IAPT referred me back to ASTI for another psychiatric assessment. My GP increased my amitriptyline dosage initially prescribed as a nerve blocker for fibromyalgia pain as well as a sedative to help sleep as it acts as an anti-depressant, he also referred me to ASTI for a psychological assessment.
The first assessment was inconclusive, I took my mother as support but the professional said outright he didn’t want to look into diagnosis as it’s complex and can take a long time for an accurate diagnosis. I had been in the mental health system for eight years at this point. Was there not enough produced from CBT worksheets, notes from counselling, therapy and analysis to determine the problem?
Another assessment, the day before Christmas Eve, with a more practised psychiatrist was much more uncomfortable. She delved into my childhood, family life, personal relationships, self-worth… no stone was left unturned. Not forty minutes had passed when she told me I demonstrated many traits of Emotionally Unstable Personality Disorder, also known as Borderline Personality disorder.

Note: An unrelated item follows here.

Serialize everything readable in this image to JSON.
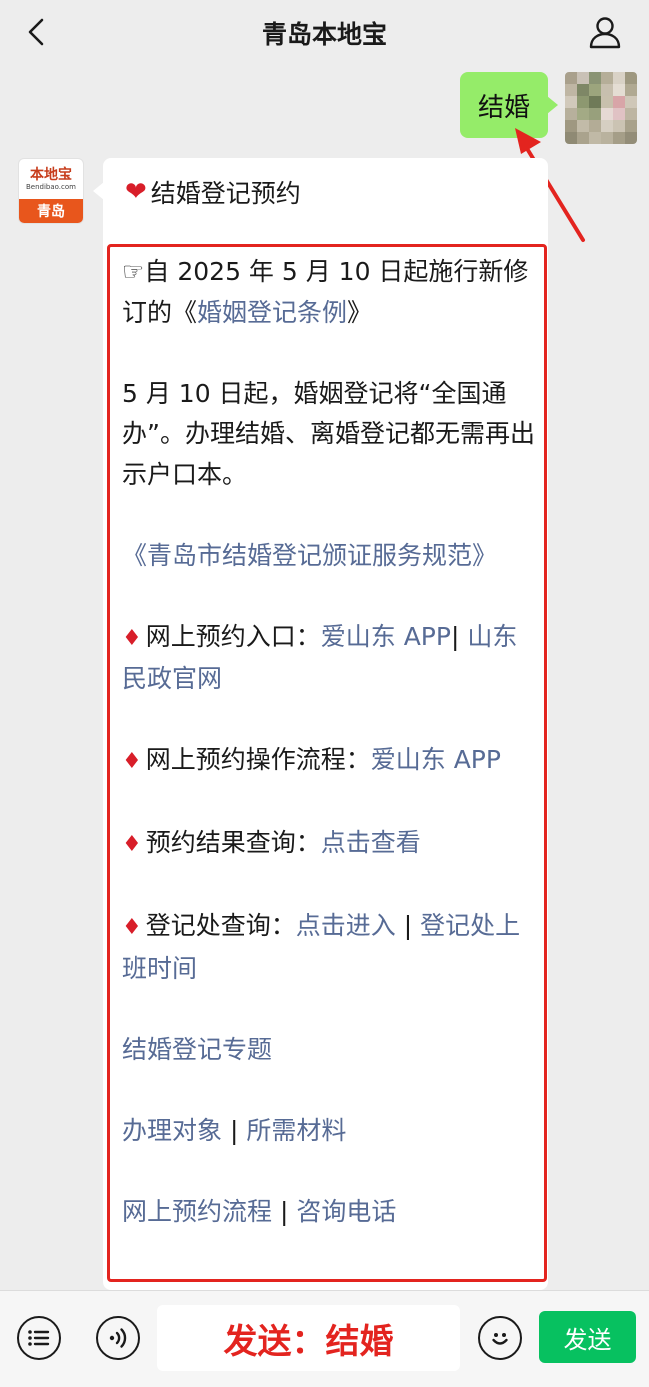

Both impulsive and borderline in behaviours. Fear of abandonment. Abusive relationships. Childhood trauma. Heightened sensitivity. Extreme reactions.
- Fear of abandonment. People with BPD are often terrified of being abandoned or left alone. …
- Unstable relationships. …
- Unclear or shifting self-image. …
- Impulsive, self-destructive behaviours. …
- Self-harm. …
- Extreme emotional swings. …
- Chronic feelings of emptiness. …
- Explosive anger.
There is a history of mental health in our family from bi-polar to social anxiety. In fact, I have close friends with the same diagnosis that I now have.
I’d punished myself my whole life for acting in a way not deemed socially appropriate, and if the doctors were right, it wasn’t entirely something I could help. When people told me to snap out of it, stop it, lighten up, that just wasn’t advice I could take literally.
Now, I’m in a place where I need to understand the condition, access treatment that is multifaceted… medication (started sertraline already), therapy (conclude CBT next week and then I’m referred on for long term specialist therapy), change of environment out of current unhealthy one stuck in toxic habits (moving in 9 days, a complete relocation), put into place a good support system (compassionate partner is something I am lucky enough to have, as well as the ability to start another support group when I relocate) and my university through DSA have helped with this by offering me a weekly mental health mentor. That should help while I am on a new waitlist for therapy more specific to BPD.
Similarly to my Fibro Blog, these BPD blog posts will be ongoing, as mental health is a never-ending rollercoaster and we all know it is a lifelong challenge everybody faces. I’ll be 100% honest, I know basically nothing about this condition bar the way I feel if it accurately reflects the symptoms but I wouldn’t know yet. I want to learn more about it, find ways to manage to stop destroying the important relationships and goalposts in my life. As I plan to become a teacher, later on, university lecturer, and maybe even have a family -who knows- I don’t want my bubbling over emotional baggage to hurt anyone around me. I’ve got a lot of apologising to myself to do too, based on previous hurtful self-comments.
If you suffer with or know someone suffering from BPD, comment below, I’d love to hear other people’s experiences.